**MATERIAL FOR THIS EXERCISE**
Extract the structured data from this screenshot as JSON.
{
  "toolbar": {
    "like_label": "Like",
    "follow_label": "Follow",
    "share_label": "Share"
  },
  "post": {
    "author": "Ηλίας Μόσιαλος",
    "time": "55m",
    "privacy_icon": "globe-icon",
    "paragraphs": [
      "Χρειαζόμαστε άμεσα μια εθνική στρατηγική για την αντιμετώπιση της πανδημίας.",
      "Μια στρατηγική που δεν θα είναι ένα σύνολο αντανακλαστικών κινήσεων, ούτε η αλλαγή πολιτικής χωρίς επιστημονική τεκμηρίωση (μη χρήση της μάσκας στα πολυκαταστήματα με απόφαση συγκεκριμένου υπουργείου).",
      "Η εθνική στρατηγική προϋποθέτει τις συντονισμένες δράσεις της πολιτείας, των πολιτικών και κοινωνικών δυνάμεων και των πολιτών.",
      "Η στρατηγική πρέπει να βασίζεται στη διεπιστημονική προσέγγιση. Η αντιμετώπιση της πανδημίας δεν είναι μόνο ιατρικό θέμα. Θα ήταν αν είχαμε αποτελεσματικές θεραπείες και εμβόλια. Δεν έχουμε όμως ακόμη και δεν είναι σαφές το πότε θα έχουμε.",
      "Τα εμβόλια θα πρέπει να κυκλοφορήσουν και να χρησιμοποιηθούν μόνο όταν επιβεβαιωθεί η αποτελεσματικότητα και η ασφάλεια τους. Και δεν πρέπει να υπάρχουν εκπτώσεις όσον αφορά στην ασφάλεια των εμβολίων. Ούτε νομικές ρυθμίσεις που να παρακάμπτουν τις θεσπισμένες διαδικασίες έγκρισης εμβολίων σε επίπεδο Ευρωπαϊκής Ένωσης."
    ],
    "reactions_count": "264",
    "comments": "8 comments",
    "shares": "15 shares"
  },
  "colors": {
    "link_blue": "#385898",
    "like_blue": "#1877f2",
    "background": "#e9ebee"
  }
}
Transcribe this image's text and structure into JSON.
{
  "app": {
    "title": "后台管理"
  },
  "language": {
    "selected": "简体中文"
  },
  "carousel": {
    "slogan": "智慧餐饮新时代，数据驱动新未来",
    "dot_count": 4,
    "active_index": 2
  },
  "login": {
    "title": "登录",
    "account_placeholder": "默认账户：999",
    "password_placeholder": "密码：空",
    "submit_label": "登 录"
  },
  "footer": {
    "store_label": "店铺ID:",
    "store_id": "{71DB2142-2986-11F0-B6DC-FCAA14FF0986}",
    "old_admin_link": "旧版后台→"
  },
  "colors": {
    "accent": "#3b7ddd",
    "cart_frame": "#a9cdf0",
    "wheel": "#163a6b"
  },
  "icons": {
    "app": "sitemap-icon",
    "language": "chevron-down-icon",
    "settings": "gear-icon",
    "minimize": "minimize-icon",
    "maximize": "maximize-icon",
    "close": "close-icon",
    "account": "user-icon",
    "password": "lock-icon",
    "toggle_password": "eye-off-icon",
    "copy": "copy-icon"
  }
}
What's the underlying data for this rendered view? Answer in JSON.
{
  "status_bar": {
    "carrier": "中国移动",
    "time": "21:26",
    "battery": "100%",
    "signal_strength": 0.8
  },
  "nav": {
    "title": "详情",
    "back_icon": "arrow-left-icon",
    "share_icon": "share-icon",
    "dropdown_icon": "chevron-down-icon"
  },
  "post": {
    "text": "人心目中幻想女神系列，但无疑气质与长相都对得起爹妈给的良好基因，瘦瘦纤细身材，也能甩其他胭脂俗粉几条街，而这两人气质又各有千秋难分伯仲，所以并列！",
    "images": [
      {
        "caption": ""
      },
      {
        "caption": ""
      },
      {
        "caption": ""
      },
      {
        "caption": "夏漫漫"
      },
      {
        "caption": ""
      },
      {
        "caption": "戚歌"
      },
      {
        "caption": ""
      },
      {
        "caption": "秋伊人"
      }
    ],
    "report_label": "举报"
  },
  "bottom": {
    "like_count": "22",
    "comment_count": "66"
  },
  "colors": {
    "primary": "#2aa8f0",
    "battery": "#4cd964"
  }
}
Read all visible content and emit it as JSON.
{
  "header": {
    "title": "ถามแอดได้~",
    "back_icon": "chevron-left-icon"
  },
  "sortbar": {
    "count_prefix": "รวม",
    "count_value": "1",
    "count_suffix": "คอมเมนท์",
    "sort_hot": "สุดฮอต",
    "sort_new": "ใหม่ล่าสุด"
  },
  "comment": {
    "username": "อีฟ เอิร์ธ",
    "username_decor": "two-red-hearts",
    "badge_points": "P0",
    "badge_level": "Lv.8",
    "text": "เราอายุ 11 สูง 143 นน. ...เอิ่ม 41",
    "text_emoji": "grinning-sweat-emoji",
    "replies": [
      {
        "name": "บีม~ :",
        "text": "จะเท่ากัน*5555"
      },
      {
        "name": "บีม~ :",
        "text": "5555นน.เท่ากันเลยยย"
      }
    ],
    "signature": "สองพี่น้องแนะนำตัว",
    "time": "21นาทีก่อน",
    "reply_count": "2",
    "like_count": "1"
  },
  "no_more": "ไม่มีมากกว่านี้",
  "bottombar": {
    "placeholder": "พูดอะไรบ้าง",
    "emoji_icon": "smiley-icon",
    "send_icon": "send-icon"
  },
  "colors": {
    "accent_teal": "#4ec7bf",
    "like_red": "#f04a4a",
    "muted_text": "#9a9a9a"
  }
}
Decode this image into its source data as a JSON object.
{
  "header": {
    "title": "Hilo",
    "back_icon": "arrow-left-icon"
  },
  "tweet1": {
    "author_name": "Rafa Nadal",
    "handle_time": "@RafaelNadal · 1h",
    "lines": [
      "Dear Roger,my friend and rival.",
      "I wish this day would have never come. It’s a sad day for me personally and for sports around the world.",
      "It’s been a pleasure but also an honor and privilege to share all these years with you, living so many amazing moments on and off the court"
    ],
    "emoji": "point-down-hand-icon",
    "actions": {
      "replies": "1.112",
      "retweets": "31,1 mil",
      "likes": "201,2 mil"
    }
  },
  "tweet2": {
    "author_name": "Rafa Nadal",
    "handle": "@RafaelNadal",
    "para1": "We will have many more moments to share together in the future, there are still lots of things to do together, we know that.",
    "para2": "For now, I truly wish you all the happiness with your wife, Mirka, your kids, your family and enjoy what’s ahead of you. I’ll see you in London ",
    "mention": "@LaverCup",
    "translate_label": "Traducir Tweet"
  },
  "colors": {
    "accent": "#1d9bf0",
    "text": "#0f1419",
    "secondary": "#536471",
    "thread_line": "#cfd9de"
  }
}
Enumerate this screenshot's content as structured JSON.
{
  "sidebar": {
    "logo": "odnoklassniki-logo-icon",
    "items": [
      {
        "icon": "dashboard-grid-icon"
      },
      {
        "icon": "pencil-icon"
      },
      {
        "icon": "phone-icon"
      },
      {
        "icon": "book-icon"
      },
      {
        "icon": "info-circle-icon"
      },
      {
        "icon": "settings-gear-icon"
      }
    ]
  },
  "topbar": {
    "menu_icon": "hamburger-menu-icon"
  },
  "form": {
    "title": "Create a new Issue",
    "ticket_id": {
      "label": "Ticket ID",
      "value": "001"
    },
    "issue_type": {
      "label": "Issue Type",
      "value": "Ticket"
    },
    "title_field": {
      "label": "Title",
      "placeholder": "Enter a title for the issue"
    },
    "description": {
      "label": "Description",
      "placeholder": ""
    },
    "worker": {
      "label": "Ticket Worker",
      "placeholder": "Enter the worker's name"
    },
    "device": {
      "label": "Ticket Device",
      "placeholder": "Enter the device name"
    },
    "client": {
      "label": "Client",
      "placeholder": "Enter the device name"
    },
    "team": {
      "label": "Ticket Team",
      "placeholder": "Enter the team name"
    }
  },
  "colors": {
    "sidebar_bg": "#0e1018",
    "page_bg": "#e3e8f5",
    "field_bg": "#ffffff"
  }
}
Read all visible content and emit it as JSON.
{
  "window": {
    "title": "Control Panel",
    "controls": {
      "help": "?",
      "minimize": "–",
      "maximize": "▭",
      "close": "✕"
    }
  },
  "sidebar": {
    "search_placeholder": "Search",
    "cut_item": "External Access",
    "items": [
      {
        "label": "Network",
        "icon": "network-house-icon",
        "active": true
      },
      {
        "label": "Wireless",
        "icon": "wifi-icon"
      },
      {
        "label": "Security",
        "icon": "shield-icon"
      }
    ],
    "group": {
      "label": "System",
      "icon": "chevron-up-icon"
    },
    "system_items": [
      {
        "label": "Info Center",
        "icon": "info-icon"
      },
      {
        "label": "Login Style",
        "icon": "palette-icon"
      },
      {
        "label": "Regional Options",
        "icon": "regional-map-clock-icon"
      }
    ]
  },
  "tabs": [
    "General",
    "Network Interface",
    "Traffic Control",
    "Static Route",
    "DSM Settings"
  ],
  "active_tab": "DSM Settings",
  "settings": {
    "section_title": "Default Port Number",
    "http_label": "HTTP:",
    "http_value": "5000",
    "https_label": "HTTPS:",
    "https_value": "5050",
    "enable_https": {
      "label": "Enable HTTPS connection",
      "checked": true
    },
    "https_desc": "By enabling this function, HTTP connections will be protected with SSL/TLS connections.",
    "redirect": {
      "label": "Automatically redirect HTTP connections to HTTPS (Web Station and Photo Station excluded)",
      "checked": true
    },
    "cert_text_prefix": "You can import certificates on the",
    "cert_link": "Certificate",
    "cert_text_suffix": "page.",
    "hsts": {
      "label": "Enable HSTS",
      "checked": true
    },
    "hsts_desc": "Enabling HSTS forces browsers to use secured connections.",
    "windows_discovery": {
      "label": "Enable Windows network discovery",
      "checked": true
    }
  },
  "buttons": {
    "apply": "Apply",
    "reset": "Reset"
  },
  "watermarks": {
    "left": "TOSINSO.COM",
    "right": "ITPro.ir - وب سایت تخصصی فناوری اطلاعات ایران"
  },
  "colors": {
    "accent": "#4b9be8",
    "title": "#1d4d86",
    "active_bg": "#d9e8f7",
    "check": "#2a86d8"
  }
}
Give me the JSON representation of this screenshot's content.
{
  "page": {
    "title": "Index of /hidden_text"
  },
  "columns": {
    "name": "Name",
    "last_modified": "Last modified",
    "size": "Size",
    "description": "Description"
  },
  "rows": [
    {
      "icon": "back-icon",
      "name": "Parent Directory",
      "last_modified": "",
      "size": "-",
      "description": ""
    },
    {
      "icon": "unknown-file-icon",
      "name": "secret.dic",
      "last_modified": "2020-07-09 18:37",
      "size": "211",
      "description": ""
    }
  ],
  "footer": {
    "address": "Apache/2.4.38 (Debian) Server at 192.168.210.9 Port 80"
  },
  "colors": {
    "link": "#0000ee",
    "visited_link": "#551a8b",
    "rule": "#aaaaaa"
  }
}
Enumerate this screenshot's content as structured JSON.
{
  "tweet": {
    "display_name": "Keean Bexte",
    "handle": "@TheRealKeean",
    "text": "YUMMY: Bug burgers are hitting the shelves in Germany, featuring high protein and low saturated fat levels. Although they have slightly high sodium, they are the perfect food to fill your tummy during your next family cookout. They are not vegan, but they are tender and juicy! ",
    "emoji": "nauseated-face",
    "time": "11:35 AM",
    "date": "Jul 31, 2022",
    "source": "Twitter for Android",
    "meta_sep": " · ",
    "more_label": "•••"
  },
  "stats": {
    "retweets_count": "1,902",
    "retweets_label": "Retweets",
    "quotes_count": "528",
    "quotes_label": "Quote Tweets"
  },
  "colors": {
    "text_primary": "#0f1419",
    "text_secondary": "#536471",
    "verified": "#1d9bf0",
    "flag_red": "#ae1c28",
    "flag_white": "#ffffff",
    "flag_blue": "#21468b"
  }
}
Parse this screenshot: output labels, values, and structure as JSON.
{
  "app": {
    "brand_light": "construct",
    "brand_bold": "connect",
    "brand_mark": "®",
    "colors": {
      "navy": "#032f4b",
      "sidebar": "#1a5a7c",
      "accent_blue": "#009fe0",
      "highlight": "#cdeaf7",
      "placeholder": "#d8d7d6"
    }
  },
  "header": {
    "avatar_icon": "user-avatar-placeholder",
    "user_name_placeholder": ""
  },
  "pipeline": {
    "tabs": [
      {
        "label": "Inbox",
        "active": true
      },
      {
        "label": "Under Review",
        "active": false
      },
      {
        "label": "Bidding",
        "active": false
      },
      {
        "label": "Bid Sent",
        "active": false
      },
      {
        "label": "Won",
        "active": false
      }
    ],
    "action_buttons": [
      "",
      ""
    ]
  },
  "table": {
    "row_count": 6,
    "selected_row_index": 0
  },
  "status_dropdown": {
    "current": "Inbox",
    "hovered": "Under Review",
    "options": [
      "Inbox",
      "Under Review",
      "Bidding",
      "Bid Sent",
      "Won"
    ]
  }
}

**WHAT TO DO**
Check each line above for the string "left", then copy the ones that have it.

**YOUR SOLUTION**
    "back_icon": "arrow-left-icon",
    "back_icon": "chevron-left-icon"
    "back_icon": "arrow-left-icon"
    "left": "TOSINSO.COM",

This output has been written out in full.